The agent should ask you plenty of questions to gain a solid understanding of what you’re looking for in a home, and needs to be available to show homes during your hours of availability. Be cautious of high-pressure tactics to get you to sign an exclusive contract. If you’re not comfortable with the agent, be prepared to say you need time to think about it.

The Home Inspection Once you’ve made an offer, getting a home inspection is crucial. This will help ensure you’re making a sound buying decision. Unfortunately, too many homebuyers learn the hard way that inspectors are not required to be licensed or have any special skills or training in many states.

Do your homework before hiring an inspector. Ask about their qualifications and how long they’ve been in business. Also, check with the Better Business Bureau and online reviews.

A knowledgeable, skilled inspector will look at every aspect of the home, including windows, foundation, attic, roof, plumbing, electrical components, and much more.
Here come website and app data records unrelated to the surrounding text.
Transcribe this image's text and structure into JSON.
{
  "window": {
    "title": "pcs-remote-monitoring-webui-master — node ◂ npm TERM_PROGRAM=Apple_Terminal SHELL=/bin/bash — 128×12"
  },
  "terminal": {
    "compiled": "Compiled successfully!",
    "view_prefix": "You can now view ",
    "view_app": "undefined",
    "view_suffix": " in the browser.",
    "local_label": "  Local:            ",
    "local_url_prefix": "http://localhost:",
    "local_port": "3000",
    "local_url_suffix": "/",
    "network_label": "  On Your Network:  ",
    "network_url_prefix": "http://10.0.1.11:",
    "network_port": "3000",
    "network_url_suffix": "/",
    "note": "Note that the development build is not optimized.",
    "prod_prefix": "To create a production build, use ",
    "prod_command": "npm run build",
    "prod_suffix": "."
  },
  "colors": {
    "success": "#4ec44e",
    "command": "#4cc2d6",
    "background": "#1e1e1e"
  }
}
Your inspector should alert you to all defects, big and small, and note any aging features that could require repair or replacement in the not-so-distant future.

Final Advice Regardless of what the bank says you can afford or if an agent pushes you to go higher, you’re the best judge of what’s really within your budget. Remember, your financial well-being and lifestyle are on the line.

Don’t get impatient but don’t drag your feet. Make sure a home meets enough of your criteria that you can live happily for some time to come. If it is a desirable home or a buyer’s market, it might get snatched up before you act.

If you see flaws that’ll require costly repair, weigh it out carefully before making your offer.

Finally, once you make an offer, try not to get your heart too set on the home until it’s been inspected. That way, if the report comes back reflecting costly repairs, you’ll be able to make a wise decision on whether to proceed or back out. 

Kimberly Blaker is a freelance writer. She also owns an online store, Sage Rare & Collectible Books, specializing in out-of-print, scarce, signed, and first editions; fine bindings; ephemera, and more at